What to work on | Wherever the string "LinkTest" shows up in the records below, return that line.

*** Recorded data

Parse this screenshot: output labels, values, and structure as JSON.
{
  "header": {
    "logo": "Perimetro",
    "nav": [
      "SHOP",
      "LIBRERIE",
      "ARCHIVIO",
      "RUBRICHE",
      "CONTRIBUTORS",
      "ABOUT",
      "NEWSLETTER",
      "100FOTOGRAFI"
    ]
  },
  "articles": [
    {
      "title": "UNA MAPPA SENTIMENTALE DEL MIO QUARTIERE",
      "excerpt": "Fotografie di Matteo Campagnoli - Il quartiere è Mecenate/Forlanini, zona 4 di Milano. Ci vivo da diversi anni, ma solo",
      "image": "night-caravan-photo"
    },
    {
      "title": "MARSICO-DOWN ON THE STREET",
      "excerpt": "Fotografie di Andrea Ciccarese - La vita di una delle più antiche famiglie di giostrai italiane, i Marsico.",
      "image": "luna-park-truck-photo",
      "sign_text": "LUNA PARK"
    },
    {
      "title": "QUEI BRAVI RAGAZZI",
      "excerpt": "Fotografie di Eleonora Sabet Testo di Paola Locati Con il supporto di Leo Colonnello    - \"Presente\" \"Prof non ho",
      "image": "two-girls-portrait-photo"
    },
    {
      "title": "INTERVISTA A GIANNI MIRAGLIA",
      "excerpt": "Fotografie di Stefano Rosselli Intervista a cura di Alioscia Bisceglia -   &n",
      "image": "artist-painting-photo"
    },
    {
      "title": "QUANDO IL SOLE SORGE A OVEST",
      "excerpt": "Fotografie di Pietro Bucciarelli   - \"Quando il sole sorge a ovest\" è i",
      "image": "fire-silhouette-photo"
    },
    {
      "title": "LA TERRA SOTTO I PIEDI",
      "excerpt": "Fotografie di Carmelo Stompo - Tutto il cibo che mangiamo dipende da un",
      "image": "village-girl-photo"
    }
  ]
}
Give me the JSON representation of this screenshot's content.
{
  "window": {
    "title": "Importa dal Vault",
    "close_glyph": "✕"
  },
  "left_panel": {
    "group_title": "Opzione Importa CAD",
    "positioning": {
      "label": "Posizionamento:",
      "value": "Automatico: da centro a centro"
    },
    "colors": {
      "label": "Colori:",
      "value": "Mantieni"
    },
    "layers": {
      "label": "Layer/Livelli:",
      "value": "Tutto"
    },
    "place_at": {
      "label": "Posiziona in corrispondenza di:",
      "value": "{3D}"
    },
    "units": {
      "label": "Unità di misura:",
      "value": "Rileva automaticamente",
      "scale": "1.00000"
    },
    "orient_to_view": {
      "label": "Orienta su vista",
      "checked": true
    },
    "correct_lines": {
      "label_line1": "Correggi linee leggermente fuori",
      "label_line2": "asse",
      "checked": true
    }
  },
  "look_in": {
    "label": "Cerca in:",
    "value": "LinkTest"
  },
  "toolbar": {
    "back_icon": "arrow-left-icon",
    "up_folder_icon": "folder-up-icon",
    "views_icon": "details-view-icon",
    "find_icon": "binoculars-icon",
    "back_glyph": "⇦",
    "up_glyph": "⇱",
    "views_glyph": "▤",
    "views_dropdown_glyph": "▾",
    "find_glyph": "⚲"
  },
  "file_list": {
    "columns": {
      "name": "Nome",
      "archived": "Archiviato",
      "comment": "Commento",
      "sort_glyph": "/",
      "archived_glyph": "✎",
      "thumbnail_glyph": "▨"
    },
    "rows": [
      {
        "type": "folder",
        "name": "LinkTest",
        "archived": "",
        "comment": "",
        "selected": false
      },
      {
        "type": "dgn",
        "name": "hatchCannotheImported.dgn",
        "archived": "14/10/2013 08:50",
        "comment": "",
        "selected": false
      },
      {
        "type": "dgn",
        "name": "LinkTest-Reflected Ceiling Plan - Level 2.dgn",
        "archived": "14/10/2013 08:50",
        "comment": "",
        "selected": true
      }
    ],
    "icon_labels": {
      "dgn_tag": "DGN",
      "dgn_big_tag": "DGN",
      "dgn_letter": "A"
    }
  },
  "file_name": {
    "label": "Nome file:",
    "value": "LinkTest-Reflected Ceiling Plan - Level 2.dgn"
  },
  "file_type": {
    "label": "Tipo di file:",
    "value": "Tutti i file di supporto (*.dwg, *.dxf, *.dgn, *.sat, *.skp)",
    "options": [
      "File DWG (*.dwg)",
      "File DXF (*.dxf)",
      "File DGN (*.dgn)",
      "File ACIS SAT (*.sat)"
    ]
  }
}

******

Exercise answer |
    "value": "LinkTest"
        "name": "LinkTest",
        "name": "LinkTest-Reflected Ceiling Plan - Level 2.dgn",
    "value": "LinkTest-Reflected Ceiling Plan - Level 2.dgn"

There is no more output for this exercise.